## What to work on
A verbatim copy of every entry is required. Produce it now.

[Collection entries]
□ □ □ □ □
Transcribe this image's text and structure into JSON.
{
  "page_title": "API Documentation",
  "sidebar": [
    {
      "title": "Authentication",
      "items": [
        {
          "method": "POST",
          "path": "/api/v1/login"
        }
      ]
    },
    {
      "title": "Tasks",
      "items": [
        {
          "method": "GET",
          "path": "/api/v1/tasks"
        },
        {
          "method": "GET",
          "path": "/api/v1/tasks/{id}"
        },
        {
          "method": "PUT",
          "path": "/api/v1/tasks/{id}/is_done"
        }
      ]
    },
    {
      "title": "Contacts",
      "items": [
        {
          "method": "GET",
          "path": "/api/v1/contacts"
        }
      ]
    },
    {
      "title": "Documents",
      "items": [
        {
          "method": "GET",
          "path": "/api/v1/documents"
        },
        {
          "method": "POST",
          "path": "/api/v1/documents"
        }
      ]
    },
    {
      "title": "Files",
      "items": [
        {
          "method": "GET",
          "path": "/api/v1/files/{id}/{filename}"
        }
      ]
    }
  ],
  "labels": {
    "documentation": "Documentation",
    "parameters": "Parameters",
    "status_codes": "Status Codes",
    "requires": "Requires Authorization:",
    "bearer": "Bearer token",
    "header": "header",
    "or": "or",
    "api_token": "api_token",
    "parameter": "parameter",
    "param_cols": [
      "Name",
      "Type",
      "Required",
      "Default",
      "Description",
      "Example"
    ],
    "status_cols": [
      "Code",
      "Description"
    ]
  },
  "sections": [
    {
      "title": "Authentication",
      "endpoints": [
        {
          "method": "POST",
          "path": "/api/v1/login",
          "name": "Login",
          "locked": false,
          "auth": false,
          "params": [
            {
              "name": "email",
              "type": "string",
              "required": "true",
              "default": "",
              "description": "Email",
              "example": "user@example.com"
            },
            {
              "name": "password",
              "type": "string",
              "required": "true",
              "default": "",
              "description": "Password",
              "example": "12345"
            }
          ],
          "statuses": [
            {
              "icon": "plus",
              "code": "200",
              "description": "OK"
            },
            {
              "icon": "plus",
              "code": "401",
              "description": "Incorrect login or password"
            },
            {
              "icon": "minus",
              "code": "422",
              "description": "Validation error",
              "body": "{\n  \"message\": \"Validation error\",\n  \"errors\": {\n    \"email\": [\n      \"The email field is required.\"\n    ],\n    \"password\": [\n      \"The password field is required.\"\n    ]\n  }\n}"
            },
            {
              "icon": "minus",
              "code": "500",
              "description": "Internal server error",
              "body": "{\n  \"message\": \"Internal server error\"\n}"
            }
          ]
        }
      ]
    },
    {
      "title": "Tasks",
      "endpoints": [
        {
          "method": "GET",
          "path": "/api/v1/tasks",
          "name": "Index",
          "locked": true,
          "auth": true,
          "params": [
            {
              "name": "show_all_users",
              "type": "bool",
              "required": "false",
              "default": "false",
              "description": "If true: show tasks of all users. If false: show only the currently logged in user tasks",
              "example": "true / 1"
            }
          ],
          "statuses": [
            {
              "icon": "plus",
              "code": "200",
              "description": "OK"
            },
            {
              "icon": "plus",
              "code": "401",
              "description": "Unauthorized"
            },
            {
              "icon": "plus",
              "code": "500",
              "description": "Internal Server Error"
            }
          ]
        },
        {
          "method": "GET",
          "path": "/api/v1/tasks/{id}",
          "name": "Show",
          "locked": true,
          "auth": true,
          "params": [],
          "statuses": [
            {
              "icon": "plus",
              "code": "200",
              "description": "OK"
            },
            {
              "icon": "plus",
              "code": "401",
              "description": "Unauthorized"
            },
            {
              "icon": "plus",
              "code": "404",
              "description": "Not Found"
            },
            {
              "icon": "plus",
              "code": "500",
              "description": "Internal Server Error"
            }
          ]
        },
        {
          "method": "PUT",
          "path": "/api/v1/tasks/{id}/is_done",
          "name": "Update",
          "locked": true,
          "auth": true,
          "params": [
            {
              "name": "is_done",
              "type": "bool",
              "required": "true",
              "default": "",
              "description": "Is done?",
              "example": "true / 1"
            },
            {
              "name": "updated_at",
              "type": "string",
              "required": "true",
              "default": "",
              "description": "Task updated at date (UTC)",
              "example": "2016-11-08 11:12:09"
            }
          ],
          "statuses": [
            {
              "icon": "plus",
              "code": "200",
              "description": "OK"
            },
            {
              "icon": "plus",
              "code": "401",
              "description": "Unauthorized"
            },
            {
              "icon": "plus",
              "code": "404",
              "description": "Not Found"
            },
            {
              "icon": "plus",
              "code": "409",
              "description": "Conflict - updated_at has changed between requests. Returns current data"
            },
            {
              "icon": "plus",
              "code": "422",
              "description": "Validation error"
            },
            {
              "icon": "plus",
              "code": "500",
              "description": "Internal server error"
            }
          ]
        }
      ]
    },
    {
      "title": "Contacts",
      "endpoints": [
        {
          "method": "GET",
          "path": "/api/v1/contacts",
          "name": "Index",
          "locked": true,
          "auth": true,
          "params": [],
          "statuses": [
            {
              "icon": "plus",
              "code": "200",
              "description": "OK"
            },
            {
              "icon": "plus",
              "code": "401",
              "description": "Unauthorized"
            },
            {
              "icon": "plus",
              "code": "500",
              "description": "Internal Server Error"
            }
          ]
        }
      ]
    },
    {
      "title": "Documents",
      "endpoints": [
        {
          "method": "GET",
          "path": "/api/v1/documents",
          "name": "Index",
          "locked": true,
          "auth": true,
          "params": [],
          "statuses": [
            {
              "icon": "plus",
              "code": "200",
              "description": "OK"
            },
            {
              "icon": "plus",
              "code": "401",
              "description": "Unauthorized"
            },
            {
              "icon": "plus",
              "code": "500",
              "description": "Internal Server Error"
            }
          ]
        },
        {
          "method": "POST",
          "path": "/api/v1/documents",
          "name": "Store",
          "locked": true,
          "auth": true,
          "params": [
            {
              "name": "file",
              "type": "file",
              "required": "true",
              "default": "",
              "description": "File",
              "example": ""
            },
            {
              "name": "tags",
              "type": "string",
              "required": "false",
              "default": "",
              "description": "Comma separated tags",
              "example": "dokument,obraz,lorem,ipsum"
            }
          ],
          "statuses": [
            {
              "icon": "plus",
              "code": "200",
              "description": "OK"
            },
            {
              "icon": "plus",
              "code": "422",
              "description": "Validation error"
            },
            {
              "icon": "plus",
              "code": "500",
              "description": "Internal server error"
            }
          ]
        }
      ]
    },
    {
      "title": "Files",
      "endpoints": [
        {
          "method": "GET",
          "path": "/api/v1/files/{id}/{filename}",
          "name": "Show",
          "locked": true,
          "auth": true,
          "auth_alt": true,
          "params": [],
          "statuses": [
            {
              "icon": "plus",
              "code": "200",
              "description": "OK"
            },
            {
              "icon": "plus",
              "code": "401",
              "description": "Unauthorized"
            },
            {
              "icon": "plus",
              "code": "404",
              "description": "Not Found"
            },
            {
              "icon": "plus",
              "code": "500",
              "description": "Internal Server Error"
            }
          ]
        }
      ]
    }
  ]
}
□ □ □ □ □
## Answer to this task
Transcribe this image's text and structure into JSON.
{
  "page_title": "API Documentation",
  "sidebar": [
    {
      "title": "Authentication",
      "items": [
        {
          "method": "POST",
          "path": "/api/v1/login"
        }
      ]
    },
    {
      "title": "Tasks",
      "items": [
        {
          "method": "GET",
          "path": "/api/v1/tasks"
        },
        {
          "method": "GET",
          "path": "/api/v1/tasks/{id}"
        },
        {
          "method": "PUT",
          "path": "/api/v1/tasks/{id}/is_done"
        }
      ]
    },
    {
      "title": "Contacts",
      "items": [
        {
          "method": "GET",
          "path": "/api/v1/contacts"
        }
      ]
    },
    {
      "title": "Documents",
      "items": [
        {
          "method": "GET",
          "path": "/api/v1/documents"
        },
        {
          "method": "POST",
          "path": "/api/v1/documents"
        }
      ]
    },
    {
      "title": "Files",
      "items": [
        {
          "method": "GET",
          "path": "/api/v1/files/{id}/{filename}"
        }
      ]
    }
  ],
  "labels": {
    "documentation": "Documentation",
    "parameters": "Parameters",
    "status_codes": "Status Codes",
    "requires": "Requires Authorization:",
    "bearer": "Bearer token",
    "header": "header",
    "or": "or",
    "api_token": "api_token",
    "parameter": "parameter",
    "param_cols": [
      "Name",
      "Type",
      "Required",
      "Default",
      "Description",
      "Example"
    ],
    "status_cols": [
      "Code",
      "Description"
    ]
  },
  "sections": [
    {
      "title": "Authentication",
      "endpoints": [
        {
          "method": "POST",
          "path": "/api/v1/login",
          "name": "Login",
          "locked": false,
          "auth": false,
          "params": [
            {
              "name": "email",
              "type": "string",
              "required": "true",
              "default": "",
              "description": "Email",
              "example": "user@example.com"
            },
            {
              "name": "password",
              "type": "string",
              "required": "true",
              "default": "",
              "description": "Password",
              "example": "12345"
            }
          ],
          "statuses": [
            {
              "icon": "plus",
              "code": "200",
              "description": "OK"
            },
            {
              "icon": "plus",
              "code": "401",
              "description": "Incorrect login or password"
            },
            {
              "icon": "minus",
              "code": "422",
              "description": "Validation error",
              "body": "{\n  \"message\": \"Validation error\",\n  \"errors\": {\n    \"email\": [\n      \"The email field is required.\"\n    ],\n    \"password\": [\n      \"The password field is required.\"\n    ]\n  }\n}"
            },
            {
              "icon": "minus",
              "code": "500",
              "description": "Internal server error",
              "body": "{\n  \"message\": \"Internal server error\"\n}"
            }
          ]
        }
      ]
    },
    {
      "title": "Tasks",
      "endpoints": [
        {
          "method": "GET",
          "path": "/api/v1/tasks",
          "name": "Index",
          "locked": true,
          "auth": true,
          "params": [
            {
              "name": "show_all_users",
              "type": "bool",
              "required": "false",
              "default": "false",
              "description": "If true: show tasks of all users. If false: show only the currently logged in user tasks",
              "example": "true / 1"
            }
          ],
          "statuses": [
            {
              "icon": "plus",
              "code": "200",
              "description": "OK"
            },
            {
              "icon": "plus",
              "code": "401",
              "description": "Unauthorized"
            },
            {
              "icon": "plus",
              "code": "500",
              "description": "Internal Server Error"
            }
          ]
        },
        {
          "method": "GET",
          "path": "/api/v1/tasks/{id}",
          "name": "Show",
          "locked": true,
          "auth": true,
          "params": [],
          "statuses": [
            {
              "icon": "plus",
              "code": "200",
              "description": "OK"
            },
            {
              "icon": "plus",
              "code": "401",
              "description": "Unauthorized"
            },
            {
              "icon": "plus",
              "code": "404",
              "description": "Not Found"
            },
            {
              "icon": "plus",
              "code": "500",
              "description": "Internal Server Error"
            }
          ]
        },
        {
          "method": "PUT",
          "path": "/api/v1/tasks/{id}/is_done",
          "name": "Update",
          "locked": true,
          "auth": true,
          "params": [
            {
              "name": "is_done",
              "type": "bool",
              "required": "true",
              "default": "",
              "description": "Is done?",
              "example": "true / 1"
            },
            {
              "name": "updated_at",
              "type": "string",
              "required": "true",
              "default": "",
              "description": "Task updated at date (UTC)",
              "example": "2016-11-08 11:12:09"
            }
          ],
          "statuses": [
            {
              "icon": "plus",
              "code": "200",
              "description": "OK"
            },
            {
              "icon": "plus",
              "code": "401",
              "description": "Unauthorized"
            },
            {
              "icon": "plus",
              "code": "404",
              "description": "Not Found"
            },
            {
              "icon": "plus",
              "code": "409",
              "description": "Conflict - updated_at has changed between requests. Returns current data"
            },
            {
              "icon": "plus",
              "code": "422",
              "description": "Validation error"
            },
            {
              "icon": "plus",
              "code": "500",
              "description": "Internal server error"
            }
          ]
        }
      ]
    },
    {
      "title": "Contacts",
      "endpoints": [
        {
          "method": "GET",
          "path": "/api/v1/contacts",
          "name": "Index",
          "locked": true,
          "auth": true,
          "params": [],
          "statuses": [
            {
              "icon": "plus",
              "code": "200",
              "description": "OK"
            },
            {
              "icon": "plus",
              "code": "401",
              "description": "Unauthorized"
            },
            {
              "icon": "plus",
              "code": "500",
              "description": "Internal Server Error"
            }
          ]
        }
      ]
    },
    {
      "title": "Documents",
      "endpoints": [
        {
          "method": "GET",
          "path": "/api/v1/documents",
          "name": "Index",
          "locked": true,
          "auth": true,
          "params": [],
          "statuses": [
            {
              "icon": "plus",
              "code": "200",
              "description": "OK"
            },
            {
              "icon": "plus",
              "code": "401",
              "description": "Unauthorized"
            },
            {
              "icon": "plus",
              "code": "500",
              "description": "Internal Server Error"
            }
          ]
        },
        {
          "method": "POST",
          "path": "/api/v1/documents",
          "name": "Store",
          "locked": true,
          "auth": true,
          "params": [
            {
              "name": "file",
              "type": "file",
              "required": "true",
              "default": "",
              "description": "File",
              "example": ""
            },
            {
              "name": "tags",
              "type": "string",
              "required": "false",
              "default": "",
              "description": "Comma separated tags",
              "example": "dokument,obraz,lorem,ipsum"
            }
          ],
          "statuses": [
            {
              "icon": "plus",
              "code": "200",
              "description": "OK"
            },
            {
              "icon": "plus",
              "code": "422",
              "description": "Validation error"
            },
            {
              "icon": "plus",
              "code": "500",
              "description": "Internal server error"
            }
          ]
        }
      ]
    },
    {
      "title": "Files",
      "endpoints": [
        {
          "method": "GET",
          "path": "/api/v1/files/{id}/{filename}",
          "name": "Show",
          "locked": true,
          "auth": true,
          "auth_alt": true,
          "params": [],
          "statuses": [
            {
              "icon": "plus",
              "code": "200",
              "description": "OK"
            },
            {
              "icon": "plus",
              "code": "401",
              "description": "Unauthorized"
            },
            {
              "icon": "plus",
              "code": "404",
              "description": "Not Found"
            },
            {
              "icon": "plus",
              "code": "500",
              "description": "Internal Server Error"
            }
          ]
        }
      ]
    }
  ]
}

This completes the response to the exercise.